#### [Your goal]
Copy the full listing exactly.

#### [Source data]
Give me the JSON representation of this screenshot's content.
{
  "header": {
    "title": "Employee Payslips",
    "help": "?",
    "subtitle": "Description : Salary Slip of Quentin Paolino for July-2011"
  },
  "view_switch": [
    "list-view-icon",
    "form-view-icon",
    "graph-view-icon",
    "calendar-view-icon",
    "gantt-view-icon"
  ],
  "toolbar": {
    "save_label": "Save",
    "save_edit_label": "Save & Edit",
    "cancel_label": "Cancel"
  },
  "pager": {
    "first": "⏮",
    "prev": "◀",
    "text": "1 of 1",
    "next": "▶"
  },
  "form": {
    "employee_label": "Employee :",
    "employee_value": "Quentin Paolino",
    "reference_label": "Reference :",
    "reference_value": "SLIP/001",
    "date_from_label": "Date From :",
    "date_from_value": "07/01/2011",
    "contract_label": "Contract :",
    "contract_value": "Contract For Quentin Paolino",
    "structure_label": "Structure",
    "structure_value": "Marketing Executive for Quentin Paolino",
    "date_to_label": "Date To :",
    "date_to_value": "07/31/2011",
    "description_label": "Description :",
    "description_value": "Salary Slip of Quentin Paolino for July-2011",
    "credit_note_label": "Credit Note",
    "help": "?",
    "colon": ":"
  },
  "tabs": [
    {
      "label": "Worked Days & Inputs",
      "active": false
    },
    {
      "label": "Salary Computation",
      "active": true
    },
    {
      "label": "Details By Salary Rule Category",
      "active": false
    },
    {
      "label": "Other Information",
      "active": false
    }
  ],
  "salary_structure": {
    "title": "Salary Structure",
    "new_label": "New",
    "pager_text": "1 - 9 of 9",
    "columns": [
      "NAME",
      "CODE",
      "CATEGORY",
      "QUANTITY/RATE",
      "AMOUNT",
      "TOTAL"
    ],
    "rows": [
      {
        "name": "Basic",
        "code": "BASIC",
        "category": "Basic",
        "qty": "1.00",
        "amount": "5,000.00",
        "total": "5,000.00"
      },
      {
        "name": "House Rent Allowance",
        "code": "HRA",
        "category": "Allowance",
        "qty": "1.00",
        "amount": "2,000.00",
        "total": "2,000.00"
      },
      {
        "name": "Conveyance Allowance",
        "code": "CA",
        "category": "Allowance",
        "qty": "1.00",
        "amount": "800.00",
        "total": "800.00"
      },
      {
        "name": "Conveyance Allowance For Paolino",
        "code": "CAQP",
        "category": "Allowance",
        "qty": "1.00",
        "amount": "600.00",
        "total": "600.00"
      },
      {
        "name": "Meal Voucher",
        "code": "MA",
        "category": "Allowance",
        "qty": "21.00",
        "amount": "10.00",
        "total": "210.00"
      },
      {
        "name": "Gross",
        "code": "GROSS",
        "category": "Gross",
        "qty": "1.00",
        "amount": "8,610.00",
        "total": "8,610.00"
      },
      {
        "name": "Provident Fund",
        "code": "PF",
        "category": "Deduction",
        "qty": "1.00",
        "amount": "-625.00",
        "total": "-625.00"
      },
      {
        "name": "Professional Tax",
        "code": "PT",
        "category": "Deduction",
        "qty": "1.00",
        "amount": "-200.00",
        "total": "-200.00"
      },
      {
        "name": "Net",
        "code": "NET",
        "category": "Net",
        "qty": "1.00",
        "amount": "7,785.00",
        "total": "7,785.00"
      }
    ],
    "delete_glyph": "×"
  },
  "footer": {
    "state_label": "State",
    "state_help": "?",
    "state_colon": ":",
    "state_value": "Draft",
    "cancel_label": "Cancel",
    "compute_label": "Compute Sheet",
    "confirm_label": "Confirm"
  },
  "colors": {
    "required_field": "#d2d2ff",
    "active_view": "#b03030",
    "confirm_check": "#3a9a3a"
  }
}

#### [Exercise result]
Give me the JSON representation of this screenshot's content.
{
  "header": {
    "title": "Employee Payslips",
    "help": "?",
    "subtitle": "Description : Salary Slip of Quentin Paolino for July-2011"
  },
  "view_switch": [
    "list-view-icon",
    "form-view-icon",
    "graph-view-icon",
    "calendar-view-icon",
    "gantt-view-icon"
  ],
  "toolbar": {
    "save_label": "Save",
    "save_edit_label": "Save & Edit",
    "cancel_label": "Cancel"
  },
  "pager": {
    "first": "⏮",
    "prev": "◀",
    "text": "1 of 1",
    "next": "▶"
  },
  "form": {
    "employee_label": "Employee :",
    "employee_value": "Quentin Paolino",
    "reference_label": "Reference :",
    "reference_value": "SLIP/001",
    "date_from_label": "Date From :",
    "date_from_value": "07/01/2011",
    "contract_label": "Contract :",
    "contract_value": "Contract For Quentin Paolino",
    "structure_label": "Structure",
    "structure_value": "Marketing Executive for Quentin Paolino",
    "date_to_label": "Date To :",
    "date_to_value": "07/31/2011",
    "description_label": "Description :",
    "description_value": "Salary Slip of Quentin Paolino for July-2011",
    "credit_note_label": "Credit Note",
    "help": "?",
    "colon": ":"
  },
  "tabs": [
    {
      "label": "Worked Days & Inputs",
      "active": false
    },
    {
      "label": "Salary Computation",
      "active": true
    },
    {
      "label": "Details By Salary Rule Category",
      "active": false
    },
    {
      "label": "Other Information",
      "active": false
    }
  ],
  "salary_structure": {
    "title": "Salary Structure",
    "new_label": "New",
    "pager_text": "1 - 9 of 9",
    "columns": [
      "NAME",
      "CODE",
      "CATEGORY",
      "QUANTITY/RATE",
      "AMOUNT",
      "TOTAL"
    ],
    "rows": [
      {
        "name": "Basic",
        "code": "BASIC",
        "category": "Basic",
        "qty": "1.00",
        "amount": "5,000.00",
        "total": "5,000.00"
      },
      {
        "name": "House Rent Allowance",
        "code": "HRA",
        "category": "Allowance",
        "qty": "1.00",
        "amount": "2,000.00",
        "total": "2,000.00"
      },
      {
        "name": "Conveyance Allowance",
        "code": "CA",
        "category": "Allowance",
        "qty": "1.00",
        "amount": "800.00",
        "total": "800.00"
      },
      {
        "name": "Conveyance Allowance For Paolino",
        "code": "CAQP",
        "category": "Allowance",
        "qty": "1.00",
        "amount": "600.00",
        "total": "600.00"
      },
      {
        "name": "Meal Voucher",
        "code": "MA",
        "category": "Allowance",
        "qty": "21.00",
        "amount": "10.00",
        "total": "210.00"
      },
      {
        "name": "Gross",
        "code": "GROSS",
        "category": "Gross",
        "qty": "1.00",
        "amount": "8,610.00",
        "total": "8,610.00"
      },
      {
        "name": "Provident Fund",
        "code": "PF",
        "category": "Deduction",
        "qty": "1.00",
        "amount": "-625.00",
        "total": "-625.00"
      },
      {
        "name": "Professional Tax",
        "code": "PT",
        "category": "Deduction",
        "qty": "1.00",
        "amount": "-200.00",
        "total": "-200.00"
      },
      {
        "name": "Net",
        "code": "NET",
        "category": "Net",
        "qty": "1.00",
        "amount": "7,785.00",
        "total": "7,785.00"
      }
    ],
    "delete_glyph": "×"
  },
  "footer": {
    "state_label": "State",
    "state_help": "?",
    "state_colon": ":",
    "state_value": "Draft",
    "cancel_label": "Cancel",
    "compute_label": "Compute Sheet",
    "confirm_label": "Confirm"
  },
  "colors": {
    "required_field": "#d2d2ff",
    "active_view": "#b03030",
    "confirm_check": "#3a9a3a"
  }
}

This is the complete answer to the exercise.